That’s the thing about Firewatch. It’s full of a lot of these little interesting things that the player is able to (or choose not to) do. Do you throw the rowdy teenage girls’ radio into the lake after they berate you and call you a pervert? Or, do you leave it alone and just give them a stern yelling? Like the introduction of the game, these choices, while conscious, don’t really matter heavily. Besides a few changes in dialogue, they don’t have an impact on the overall narrative.
Firewatch is full of a lot of little interesting things that the player is able to (or choose not to) interact with
With any narratively heavy game, the question I ask myself is; does that narrative come together? I believe that Firewatch’s does … to an extent. While I think the “payoff” to the mystery aspect of the game was a bit bland, I felt that connecting it to what I thought the overarching meaning of the story was, and viewing it as a parallel to the other characters in the game (especially to Henry), it worked well. Everyone’s looking for something in Firewatch.
If you like games with strong narratives and ones that give the player their fair share of dialogue choices (The Walking Dead, Oxenfree, Gone Home), then I would definitely recommend Firewatch. The narrative is strong enough that it will push you to see it to it’s conclusion (probably in a single sitting), and it’s elevated by the relationship between Henry and Delilah. The environment is beautiful, there’s a lot to see and interact with, and you as the player will constantly be engaged with the narrative with the dialogue choices you make. It’s a fine debut from Campo Santo, and one you should definitely check out.

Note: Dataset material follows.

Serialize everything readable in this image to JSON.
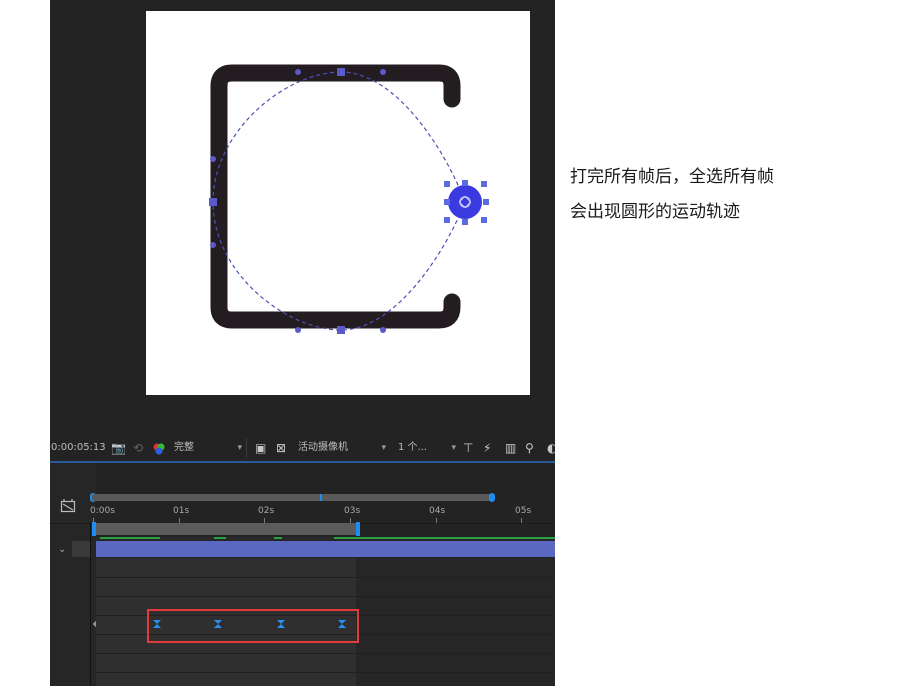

A PC copy of Firewatch was provided by the developer. To learn more about our score, read our review policy.